Saturday, July 01, 2017 by Jhoanna Robinson
Researchers at the National University of Singapore (NUS) are looking to produce beer that not only strengthens the immune system but also protects your stomach by aiding in digestion and preventing hyperacidity. This new specialty beer will have the probiotic strain Lactobacillus paracasei L26 – which is usually found in yogurt, dark chocolate, kombucha, or sauerkraut – added to it. Talk about guilt-free beer drinking.
The notion to add bacteria to beers is not so new, as this is already done to give beers their variations in flavor; however, incorporating active probiotics – and ensuring that they survive so that probiotic beer drinkers actually reap their benefits – is another story.
The idea to make a probiotic beer was conceptualized by Chan Mei Zhi Alcine, a fourth-year student from the Food Science and Technology Programme under the NUS Faculty of Science who is a drinker of dairy-based probiotic beverages every day. After nine months of intense research and experimentation, Chan developed the optimal mixture that put five counts of probiotics in the beer. The NUS research team has already filed a patent to protect ownership of this recipe.
According to Chan, “We used a lactic acid bacterium as a probiotic microorganism. It will utilize sugars present wort [unfermented beer] to produce sour-tasting lactic acid, resulting in a beerwith sharp and tart flavors. The final product, which takes around a month to brew, has an alcohol content of about 3.5 percent.”
Chan said that as a final project for her studies, she believes that the topic she picked is relevant to the times, especially with modern people’s lifestyles. “While good bacteria are often present in food that have been fermented, there are currently no beers in the market that contain probiotics. Developing sufficient counts of live probiotics in beer is a challenging feat as beers contian hop acids that prevent the growth and survival of probiotics,” she noted.
Associate Professor Liu Shao Quan, Chan’s adviser, commended Chan’s breakthrough, saying, “The general benefits associated with consuming food and beverages with probiotic strains have driven demand dramatically. In recent years, consumption of craft or specialty beers has gained popularity too. Alcine’s invention is placed in a unique position that caters to these two trends.”
“I am confident that the probiotic gut-friendly beer will be well-received by beer drinkers, as they can now enjoy their beers and be healthy,” Assoc Prof. Liu added.
The International Scientific Association for Probiotics and Prebiotics says a food product should have at least one million probiotics per serving to be able to provide maximum health benefits. Some physicians believe that patients who are taking antibiotics should also ingest beverages or food products that are rich in probiotics, as doing so can help prevent gut irritation and diarrhea. (Related: Probiotics prevent asthma)

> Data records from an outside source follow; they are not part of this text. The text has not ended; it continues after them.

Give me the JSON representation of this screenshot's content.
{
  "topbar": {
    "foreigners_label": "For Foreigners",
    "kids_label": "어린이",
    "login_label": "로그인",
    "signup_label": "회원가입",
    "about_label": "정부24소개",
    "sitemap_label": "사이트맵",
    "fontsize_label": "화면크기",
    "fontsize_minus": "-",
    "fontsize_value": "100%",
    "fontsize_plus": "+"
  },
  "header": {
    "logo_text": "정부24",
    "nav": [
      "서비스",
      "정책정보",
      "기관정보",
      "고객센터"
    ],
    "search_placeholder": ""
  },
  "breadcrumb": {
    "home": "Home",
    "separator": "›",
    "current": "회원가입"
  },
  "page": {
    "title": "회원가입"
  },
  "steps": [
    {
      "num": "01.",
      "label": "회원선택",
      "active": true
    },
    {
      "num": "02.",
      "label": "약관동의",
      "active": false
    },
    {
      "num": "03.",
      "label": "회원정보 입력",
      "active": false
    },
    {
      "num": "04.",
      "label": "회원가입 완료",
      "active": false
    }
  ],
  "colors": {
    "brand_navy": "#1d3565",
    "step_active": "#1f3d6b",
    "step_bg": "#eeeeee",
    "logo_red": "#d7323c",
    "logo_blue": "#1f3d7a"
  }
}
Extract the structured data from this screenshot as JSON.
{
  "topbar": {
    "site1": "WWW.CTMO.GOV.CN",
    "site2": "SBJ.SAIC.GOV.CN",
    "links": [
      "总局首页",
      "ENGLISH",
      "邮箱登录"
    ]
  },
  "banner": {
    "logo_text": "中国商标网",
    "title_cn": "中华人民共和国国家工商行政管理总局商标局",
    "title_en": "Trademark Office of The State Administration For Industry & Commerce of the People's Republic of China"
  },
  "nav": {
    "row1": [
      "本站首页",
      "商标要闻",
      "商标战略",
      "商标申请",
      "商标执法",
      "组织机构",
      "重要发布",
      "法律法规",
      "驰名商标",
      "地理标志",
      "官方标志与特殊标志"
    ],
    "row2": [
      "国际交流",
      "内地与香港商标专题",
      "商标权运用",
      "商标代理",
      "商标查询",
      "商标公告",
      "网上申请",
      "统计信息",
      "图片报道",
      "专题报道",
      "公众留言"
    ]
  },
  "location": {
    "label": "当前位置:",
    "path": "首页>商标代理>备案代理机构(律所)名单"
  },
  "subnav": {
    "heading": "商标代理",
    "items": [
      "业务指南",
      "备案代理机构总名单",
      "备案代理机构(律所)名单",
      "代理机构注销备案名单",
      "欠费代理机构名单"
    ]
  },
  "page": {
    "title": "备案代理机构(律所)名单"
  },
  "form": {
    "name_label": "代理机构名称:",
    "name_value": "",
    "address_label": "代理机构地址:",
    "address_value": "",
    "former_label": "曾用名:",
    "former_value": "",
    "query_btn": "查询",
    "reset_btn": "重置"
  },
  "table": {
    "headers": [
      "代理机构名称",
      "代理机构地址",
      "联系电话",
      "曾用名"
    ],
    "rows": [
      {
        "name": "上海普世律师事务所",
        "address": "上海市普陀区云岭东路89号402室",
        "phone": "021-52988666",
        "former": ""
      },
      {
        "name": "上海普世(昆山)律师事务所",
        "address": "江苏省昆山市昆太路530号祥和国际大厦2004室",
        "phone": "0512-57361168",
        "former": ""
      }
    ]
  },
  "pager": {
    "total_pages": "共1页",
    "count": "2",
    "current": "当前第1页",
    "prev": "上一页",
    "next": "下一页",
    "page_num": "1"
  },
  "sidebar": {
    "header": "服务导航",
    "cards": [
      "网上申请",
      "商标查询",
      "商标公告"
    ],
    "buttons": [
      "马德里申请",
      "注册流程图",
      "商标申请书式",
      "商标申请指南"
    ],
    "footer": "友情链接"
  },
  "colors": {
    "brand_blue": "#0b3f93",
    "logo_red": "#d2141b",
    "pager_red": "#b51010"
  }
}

However, there exists conflicting reports as to the beneficial effects of probiotics. For instance, according to the European Food Safety Authority, claims made in 2011 that probiotics could strengthen the body’s defenses, boost the immune system, and lower the occurrences of gut problems, still cannot be proven. The health group has ordered companies to stop reporting such generalities.
Read up on more stories like this one at discoveries.news.